Matthew 7:6 mentions to not throw your pearls to swine. The word “pearls” is mentioned eight times in the New Testament and was considered to be the most precious substance (Bible Dictionary). The word swine is mentioned fifteen times and was considered to be the most unclean of all the animals. The word maul is referred to as a weapon of destruction. If we look at the passage, we do not throw our holy words, the word of God, “pearls,” to the unclean, filthy “swine” or they will destroy, “maul,” it in turn. It is a caution to be careful of what we say and whom we say it to. Again, we should use insight in our judgment, how we judge, and what we say.
In the end, I hope to reach out to both insiders and outsiders and change everything as it is now. The way things should be isn’t the way they are. Insiders are known for being extremely judgmental. Should it be this way? Why would anyone that doesn’t believe be interested in exploring Christianity when the insiders they do meet raise their nose at them before turning their backs? Can all of us live together without judging one another? Absolutely not. Does every Christian judge harsher than they should? No. Can we learn to live together and judge more responsibly? Yes. Can the church start fresh in this new age and build a reputation for loving everyone just as Jesus did? Yes. Once we can teach ourselves, the insiders, to use insight in judgment, then we are setting the example for nonbelievers and showing the true love of God through us.
Bible Dictionary. (n.d.). Retrieved March 15, 2015, from http://biblehub.com/dictionary/p/pearls.htm
Broocks, R. (2013). God’s Not Dead. W Publishing Group.
Burge, G. (2012). The Baker illustrated Bible commentary.

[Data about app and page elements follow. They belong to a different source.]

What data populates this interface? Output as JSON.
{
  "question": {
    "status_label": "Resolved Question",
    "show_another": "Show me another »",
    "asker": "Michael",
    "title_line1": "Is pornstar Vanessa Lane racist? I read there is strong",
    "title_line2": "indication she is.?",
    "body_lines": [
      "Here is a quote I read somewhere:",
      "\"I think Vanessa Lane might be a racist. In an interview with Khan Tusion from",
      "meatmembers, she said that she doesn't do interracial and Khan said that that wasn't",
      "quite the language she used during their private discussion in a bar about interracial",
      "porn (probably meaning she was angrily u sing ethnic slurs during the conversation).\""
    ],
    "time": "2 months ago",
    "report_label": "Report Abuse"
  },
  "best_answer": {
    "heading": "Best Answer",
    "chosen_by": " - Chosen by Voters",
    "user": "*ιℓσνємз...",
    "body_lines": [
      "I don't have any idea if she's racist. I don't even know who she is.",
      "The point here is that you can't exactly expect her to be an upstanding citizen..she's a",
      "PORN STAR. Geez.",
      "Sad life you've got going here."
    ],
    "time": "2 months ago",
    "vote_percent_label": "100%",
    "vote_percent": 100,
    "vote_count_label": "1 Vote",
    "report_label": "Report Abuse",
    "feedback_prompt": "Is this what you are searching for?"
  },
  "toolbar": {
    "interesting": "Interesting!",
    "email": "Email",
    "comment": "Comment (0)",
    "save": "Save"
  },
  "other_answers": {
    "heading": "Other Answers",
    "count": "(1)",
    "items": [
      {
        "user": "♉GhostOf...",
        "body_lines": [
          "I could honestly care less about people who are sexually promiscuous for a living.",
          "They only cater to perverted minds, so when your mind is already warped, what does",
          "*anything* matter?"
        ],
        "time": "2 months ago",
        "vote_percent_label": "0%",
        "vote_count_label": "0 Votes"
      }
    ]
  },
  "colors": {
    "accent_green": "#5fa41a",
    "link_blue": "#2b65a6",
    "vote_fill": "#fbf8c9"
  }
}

Grand Rapids, Mich.: Baker Books.
Cochran, R. (2014). Not off limits: Questions you wish you could ask at church. Abilene, Texas: Leafwood.
Carson, D. A., France, R. T., Motyer, J. A., & Wenham, G. J. (Eds.). (1994). New Bible commentary: 21st century edition (4th ed.). Leicester, England; Downers Grove, IL: Inter-Varsity Press.
Discernment vs. Judgment: Power of Breath Institute. (n.d.). Retrieved March 14, 2015, from http://powerofbreath.com/articles/discernment-vs-judgment/
Isleton, California. (n.d.). Retrieved February 22, 2015, from http://www.city-data.com/city/Isleton-California.html.
Isleton disbands police dept.; fire may be next. (n.d.). Retrieved March 15, 2015, from http://www.news10.net/story/news/local/elk-gove/2014/01/21/4699395/
Keener, C. S. (1993). The IVP Bible background commentary: New Testament. Downers Grove, IL: InterVarsity Press.
KJV Dictionary Definition: Judgment. (n.d.). Retrieved March 14, 2015, from http://av1611.com/kjbp/kjv-dictionary/judgment.html
Meeks, W. (1993). The HarperCollins study Bible: New Revised Standard Version, with the Apocryphal/Deuterocanonical books. New York, NY: HarperCollins.
Reports. (n.d.). Retrieved February 22, 2015, from http://www.thearda.com/rcms2010/r/c/06/rcms20
Rio Vista, California. (n.d.). Retrieved February 22, 2015, from http://www.city-data.com/city/Rio-Vista-California.html
SEX OFFENDERS’ RESIDENCY RESTRICTIONS. (n.d.). Retrieved February 22, 2015, from http://www.cga.ct.gov/2007/rpt/2007-R-0380.htm
Smedes, L. B. (2001, Oct 01). Who are we to judge? Christianity Today, 45, 70. Retrieved from http://search.proquest.com/docview/212017769?accountid=41006